By Astrid Zeppenfeld
On June 8th, Cape Girardeau celebrated an important part of its history with the addition of a statue to its city park where several Union and Confederate Soldiers were memorialized. About two years ago, the Cape Girardeau City Council renamed Common Pleas Courthouse Park. It became Ivers Square, in honor of James Ivers and his wife, Harriet.
James Ivers, a former Cape Girardeau slave, was among the 200 black men who enlisted in the Cape Girardeau Union Army in 1865. Shortly after he started serving in the Union Army, he died of an illness. History was both unveiled and made on June 8th, when we could see the bronze statue of a USCT Soldier in his and the other soldier’s honor.
Of the 718 monuments and statues to the Confederacy in the United States, only a negligible percentage depict African American men. Alexa and Alex Campbell, descendants of James Ivers, unveiled the statue before it was dedicated by officials. They had traveled to Missouri from Virginia, together with their mother, Helen Campbell.
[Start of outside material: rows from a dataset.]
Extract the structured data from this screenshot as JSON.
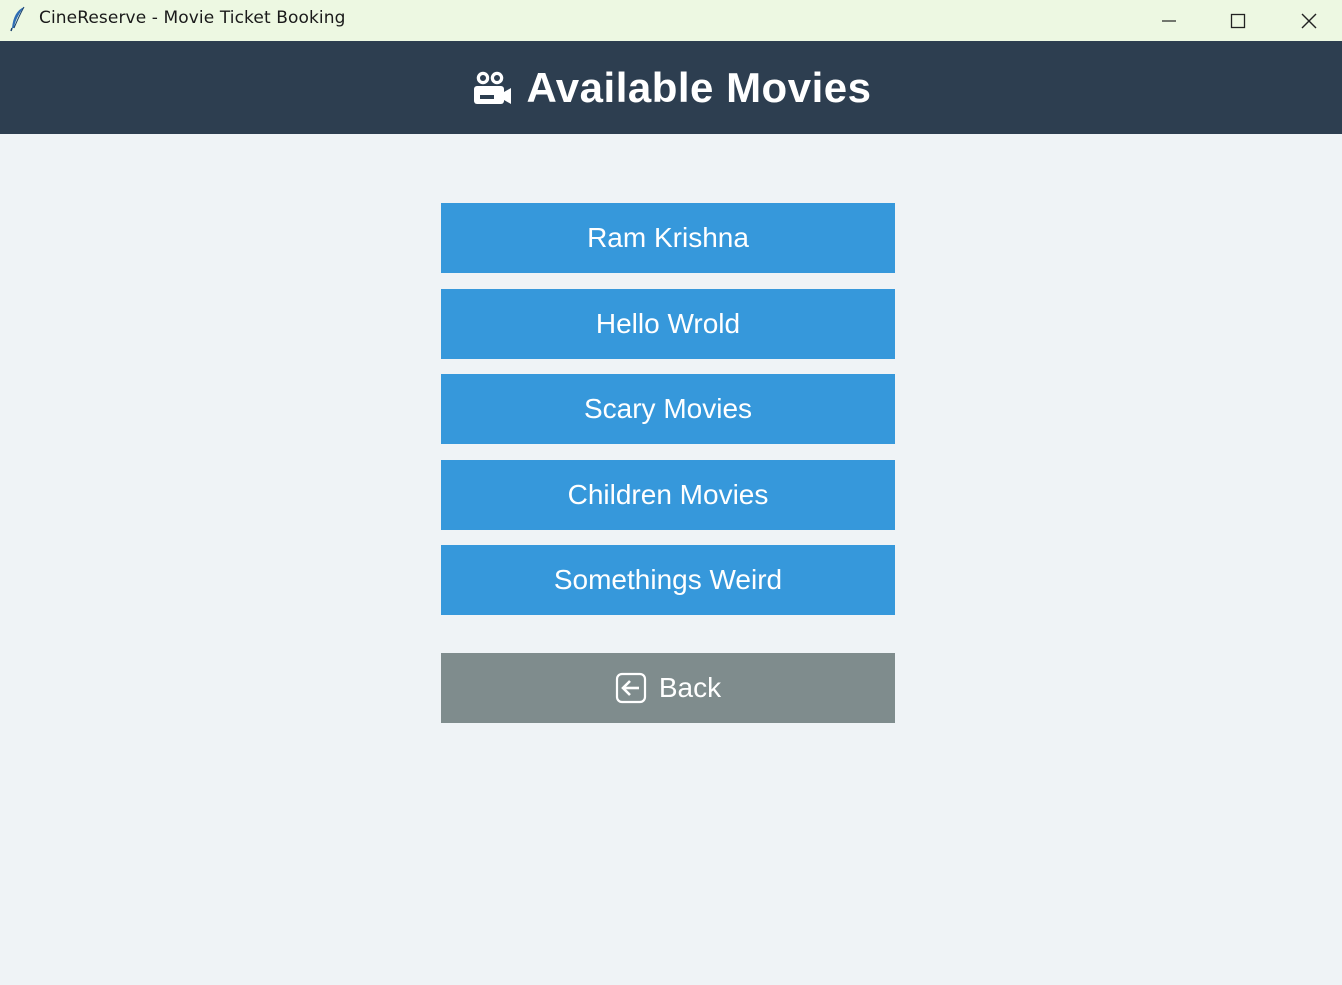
{
  "window": {
    "title": "CineReserve - Movie Ticket Booking",
    "icon": "feather-icon"
  },
  "header": {
    "icon": "movie-camera-icon",
    "title": "Available Movies",
    "background": "#2d3e50"
  },
  "movies": [
    {
      "label": "Ram Krishna"
    },
    {
      "label": "Hello Wrold"
    },
    {
      "label": "Scary Movies"
    },
    {
      "label": "Children Movies"
    },
    {
      "label": "Somethings Weird"
    }
  ],
  "back": {
    "label": "Back",
    "icon": "back-arrow-icon"
  },
  "colors": {
    "movie_button": "#3698db",
    "back_button": "#7f8c8d",
    "background": "#eff3f6"
  }
}
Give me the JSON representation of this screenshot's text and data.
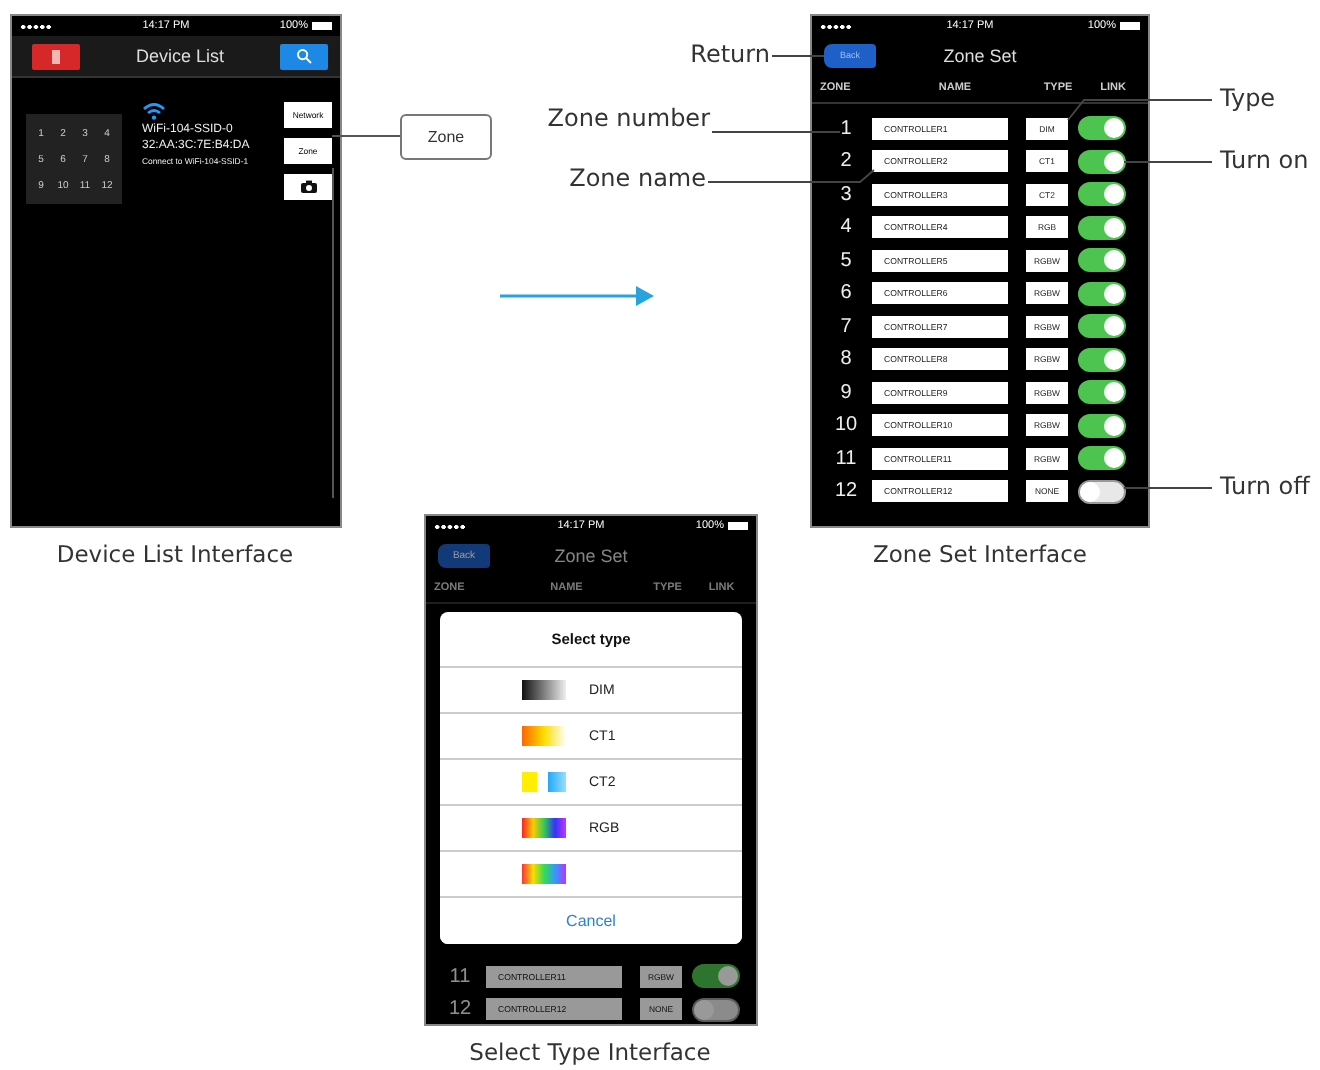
{
  "device_list_screen": {
    "status_bar": {
      "time": "14:17 PM",
      "battery": "100%"
    },
    "title": "Device List",
    "zone_grid": [
      "1",
      "2",
      "3",
      "4",
      "5",
      "6",
      "7",
      "8",
      "9",
      "10",
      "11",
      "12"
    ],
    "device": {
      "ssid": "WiFi-104-SSID-0",
      "mac": "32:AA:3C:7E:B4:DA",
      "connection": "Connect to WiFi-104-SSID-1"
    },
    "side_buttons": [
      {
        "kind": "text",
        "label": "Network"
      },
      {
        "kind": "text",
        "label": "Zone"
      },
      {
        "kind": "camera"
      }
    ],
    "caption": "Device List Interface"
  },
  "zone_callout": "Zone",
  "zone_set_screen": {
    "status_bar": {
      "time": "14:17 PM",
      "battery": "100%"
    },
    "back_button": "Back",
    "title": "Zone Set",
    "columns": [
      "ZONE",
      "NAME",
      "TYPE",
      "LINK"
    ],
    "rows": [
      {
        "zone": "1",
        "name": "CONTROLLER1",
        "type": "DIM",
        "on": true
      },
      {
        "zone": "2",
        "name": "CONTROLLER2",
        "type": "CT1",
        "on": true
      },
      {
        "zone": "3",
        "name": "CONTROLLER3",
        "type": "CT2",
        "on": true
      },
      {
        "zone": "4",
        "name": "CONTROLLER4",
        "type": "RGB",
        "on": true
      },
      {
        "zone": "5",
        "name": "CONTROLLER5",
        "type": "RGBW",
        "on": true
      },
      {
        "zone": "6",
        "name": "CONTROLLER6",
        "type": "RGBW",
        "on": true
      },
      {
        "zone": "7",
        "name": "CONTROLLER7",
        "type": "RGBW",
        "on": true
      },
      {
        "zone": "8",
        "name": "CONTROLLER8",
        "type": "RGBW",
        "on": true
      },
      {
        "zone": "9",
        "name": "CONTROLLER9",
        "type": "RGBW",
        "on": true
      },
      {
        "zone": "10",
        "name": "CONTROLLER10",
        "type": "RGBW",
        "on": true
      },
      {
        "zone": "11",
        "name": "CONTROLLER11",
        "type": "RGBW",
        "on": true
      },
      {
        "zone": "12",
        "name": "CONTROLLER12",
        "type": "NONE",
        "on": false
      }
    ],
    "caption": "Zone Set Interface"
  },
  "annotations": [
    "Return",
    "Zone number",
    "Zone name",
    "Type",
    "Turn on",
    "Turn off"
  ],
  "select_type_screen": {
    "status_bar": {
      "time": "14:17 PM",
      "battery": "100%"
    },
    "back_button": "Back",
    "title": "Zone Set",
    "columns": [
      "ZONE",
      "NAME",
      "TYPE",
      "LINK"
    ],
    "sheet": {
      "title": "Select type",
      "options": [
        {
          "kind": "dim",
          "label": "DIM"
        },
        {
          "kind": "ct1",
          "label": "CT1"
        },
        {
          "kind": "ct2",
          "label": "CT2"
        },
        {
          "kind": "rgb",
          "label": "RGB"
        },
        {
          "kind": "rgbw"
        }
      ],
      "cancel": "Cancel"
    },
    "rows": [
      {
        "zone": "11",
        "name": "CONTROLLER11",
        "type": "RGBW",
        "on": true
      },
      {
        "zone": "12",
        "name": "CONTROLLER12",
        "type": "NONE",
        "on": false
      }
    ],
    "caption": "Select Type Interface"
  }
}
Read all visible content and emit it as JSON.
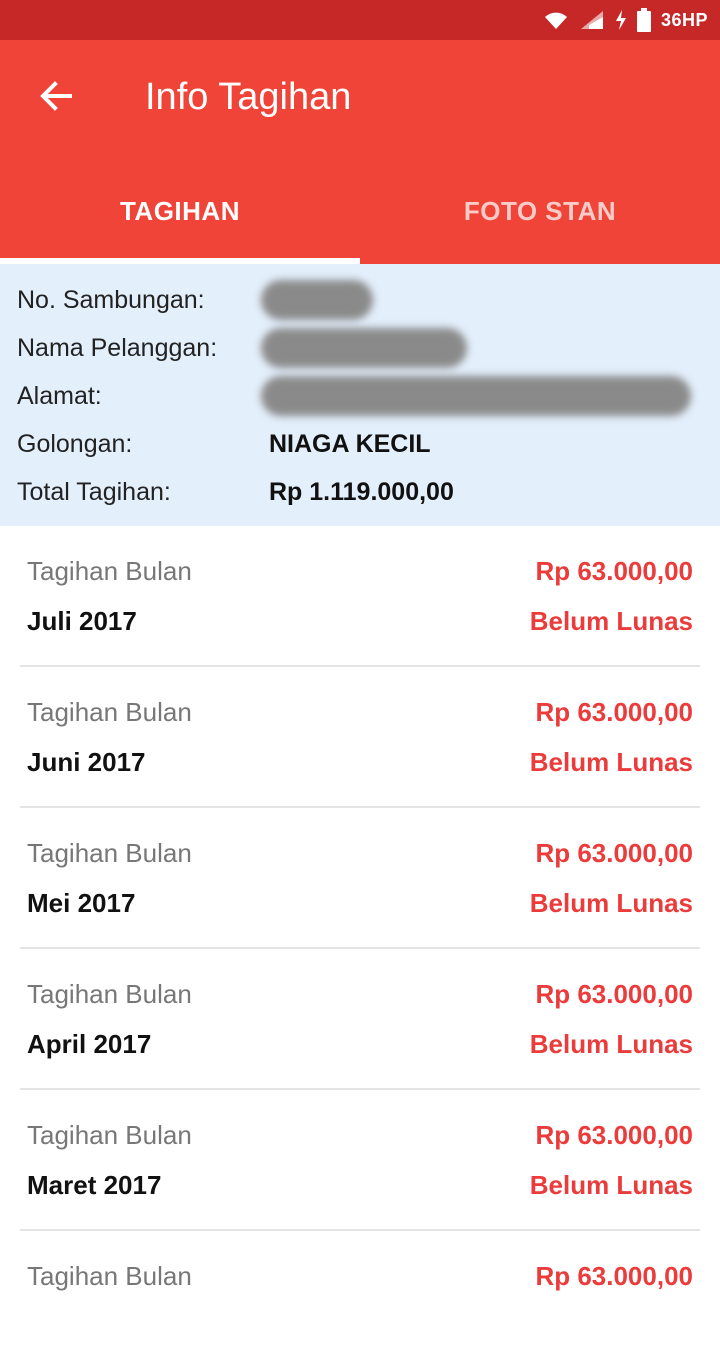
{
  "status_bar": {
    "network_text": "36HP",
    "icons": [
      "wifi-icon",
      "signal-icon",
      "charging-icon",
      "battery-icon"
    ]
  },
  "app_bar": {
    "title": "Info Tagihan",
    "back_icon": "arrow-left-icon",
    "color": "#f04438"
  },
  "tabs": [
    {
      "label": "TAGIHAN",
      "active": true
    },
    {
      "label": "FOTO STAN",
      "active": false
    }
  ],
  "info": {
    "no_sambungan_label": "No. Sambungan:",
    "nama_label": "Nama Pelanggan:",
    "alamat_label": "Alamat:",
    "golongan_label": "Golongan:",
    "golongan_value": "NIAGA KECIL",
    "total_label": "Total Tagihan:",
    "total_value": "Rp 1.119.000,00"
  },
  "bills": [
    {
      "label": "Tagihan Bulan",
      "month": "Juli 2017",
      "amount": "Rp 63.000,00",
      "status": "Belum Lunas"
    },
    {
      "label": "Tagihan Bulan",
      "month": "Juni 2017",
      "amount": "Rp 63.000,00",
      "status": "Belum Lunas"
    },
    {
      "label": "Tagihan Bulan",
      "month": "Mei 2017",
      "amount": "Rp 63.000,00",
      "status": "Belum Lunas"
    },
    {
      "label": "Tagihan Bulan",
      "month": "April 2017",
      "amount": "Rp 63.000,00",
      "status": "Belum Lunas"
    },
    {
      "label": "Tagihan Bulan",
      "month": "Maret 2017",
      "amount": "Rp 63.000,00",
      "status": "Belum Lunas"
    },
    {
      "label": "Tagihan Bulan",
      "month": "",
      "amount": "Rp 63.000,00",
      "status": ""
    }
  ],
  "colors": {
    "accent": "#f04438",
    "status_bar": "#c62828",
    "amount_red": "#ec3b3b",
    "info_bg": "#e3effb"
  }
}
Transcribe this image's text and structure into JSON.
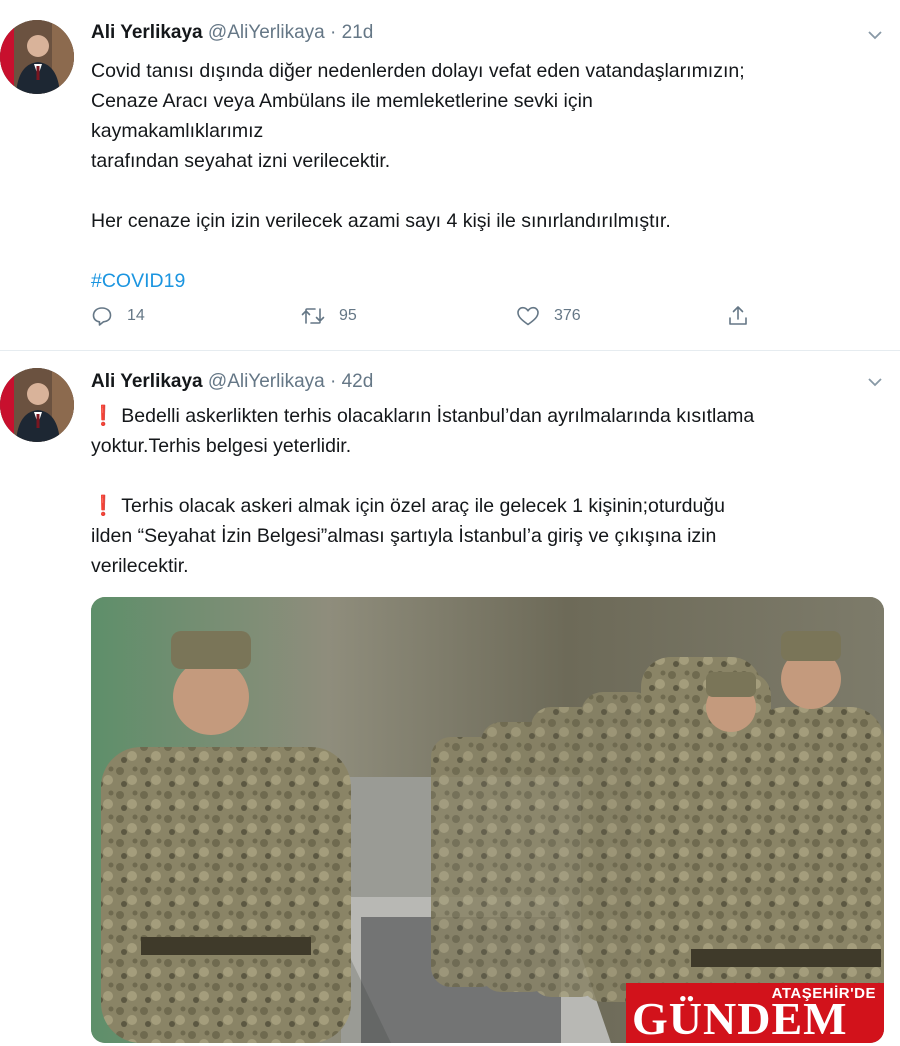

Brenda Newbern, Executive Director of Cape Girardeau Convention and Visitor Bureau, told us that “The event was a wonderful time; despite the rain, it was a great reception by the community.” Newbern truly cherished being able to meet the descendants of the Ivers’. We also want to thank her for sharing the local news story with us, in which Sarah LaVenture, Old Town Cape special projects coordinator, quoted: “The impact for the city itself is, this puts [Cape Girardeau] on the map as being an inclusive community.”
State Rep. Kathy Swan, R-Cape Girardeau, described Saturday’s ceremony as “unifying”. Local newspapers quoted her saying, “And that is the importance of it. Many of us, across all races and religions, fought for a unified cause, and it’s time that we recognize the contributions of everyone.”
Local historian Denise Lincoln, who was present for the ceremony, put it into these words, “You think about it, you dream about it, but when it’s here, it’s a blessing.” She said, “the whole neighborhood, the whole city, the whole region is called to remember that where we are standing, something else happened.”
The crowd of 250 people stood on the very site of what used to be the city’s slave auction block; a painful but important choice for the placement of this statue. Old Town Cape executive director Marla Mills recognizes that the statue’s presence “helps us more fully realize our complete history.” According to Mills, it “furthers the organization’s mission by recognizing the contributions made by the African-American community.”
The event was covered by the Southeast Missourian newspaper, who elaborated: “Southeast graduate Michael McKeever was bedecked in a period-specific wartime uniform, ready for the upcoming re-enactment alongside nearly 15 others. He was representing Company H, the 6th Florida Infantry Regiment military company of the Confederate States of America during the American Civil War. According to the Southeast Missourian, McKeever summed up, “We need to understand where we came from, the good stuff as well as the mistakes, because that’s the only way that you grow, as an individual or as a country.”
The Marine Corps League was represented for Retrieval of the Colors, the Turner Brigade was responsible for the Gun Salute, and the Black Light Choral Ensemble was present with musical performances of “Down by the Riverside”, among others, and “America, the Beautiful”, which was the final song that was joined in by the audience. The event also featured actor portrayals by Marlene Rivero and Marvin-Alonzo Greer, and Bankole Agbon officiated a libation ceremony.
It was amazing how many people traveled to Cape Girardeau from far away for this regional event. Our very own Vikki Matthews from St. Louis was in attendance, representing Missouri Meetings & Events, and she had nothing but positive things to say about what a wonderful time it was. Maybe that’s because it wasn’t just a regional, historical event, the dedication of a black Civil War soldier’s commemorative statue? Any event, anywhere, in June, is – at this point – a historical event.
No, the unveiling of the third black soldier’s memorial in the United States, a black soldier who served in the Union Army, is a historic event, because we can only consider the most memorable historical events historic. And the dedication of the statue to James Ivers and the many other soldiers this June means more than ever before, especially in today’s world.
Astrid Zeppenfeld is a writer and MM&E’s editor/business development manager from St. Louis.